▶ _Work to be completed_
Lines below containing the word "dias" should be copied out.
- - - - - - -
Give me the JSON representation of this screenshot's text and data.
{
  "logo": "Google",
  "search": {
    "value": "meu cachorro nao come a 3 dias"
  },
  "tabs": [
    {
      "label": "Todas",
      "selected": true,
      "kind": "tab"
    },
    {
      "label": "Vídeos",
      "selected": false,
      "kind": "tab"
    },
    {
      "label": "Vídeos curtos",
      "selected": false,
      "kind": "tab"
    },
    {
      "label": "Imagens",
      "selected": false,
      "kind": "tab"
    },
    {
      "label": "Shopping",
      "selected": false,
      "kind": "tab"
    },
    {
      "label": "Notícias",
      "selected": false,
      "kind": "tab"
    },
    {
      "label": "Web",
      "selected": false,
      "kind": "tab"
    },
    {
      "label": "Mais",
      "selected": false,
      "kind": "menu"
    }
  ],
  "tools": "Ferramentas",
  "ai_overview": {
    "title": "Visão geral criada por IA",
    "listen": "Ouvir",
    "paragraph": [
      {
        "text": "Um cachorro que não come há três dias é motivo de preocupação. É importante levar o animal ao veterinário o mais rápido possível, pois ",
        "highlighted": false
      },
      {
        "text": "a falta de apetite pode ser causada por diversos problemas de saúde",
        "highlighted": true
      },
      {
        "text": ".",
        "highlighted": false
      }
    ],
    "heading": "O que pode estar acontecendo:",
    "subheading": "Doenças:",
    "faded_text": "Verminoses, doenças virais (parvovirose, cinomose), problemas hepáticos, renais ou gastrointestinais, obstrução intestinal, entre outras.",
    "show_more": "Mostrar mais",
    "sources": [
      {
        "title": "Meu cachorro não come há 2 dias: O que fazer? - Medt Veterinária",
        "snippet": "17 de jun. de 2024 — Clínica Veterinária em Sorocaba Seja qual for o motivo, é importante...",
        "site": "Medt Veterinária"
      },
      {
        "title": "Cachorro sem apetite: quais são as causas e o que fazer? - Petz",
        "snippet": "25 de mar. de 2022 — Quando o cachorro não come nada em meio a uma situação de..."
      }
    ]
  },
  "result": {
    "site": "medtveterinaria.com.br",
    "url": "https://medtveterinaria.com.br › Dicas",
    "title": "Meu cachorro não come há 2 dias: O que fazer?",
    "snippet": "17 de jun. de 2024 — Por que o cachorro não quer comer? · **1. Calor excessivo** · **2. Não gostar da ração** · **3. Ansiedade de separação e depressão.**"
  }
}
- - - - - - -
▶ _Solution for this exercise_
    "value": "meu cachorro nao come a 3 dias"
        "text": "Um cachorro que não come há três dias é motivo de preocupação. É importante levar o animal ao veterinário o mais rápido possível, pois ",
        "title": "Meu cachorro não come há 2 dias: O que fazer? - Medt Veterinária",
    "title": "Meu cachorro não come há 2 dias: O que fazer?",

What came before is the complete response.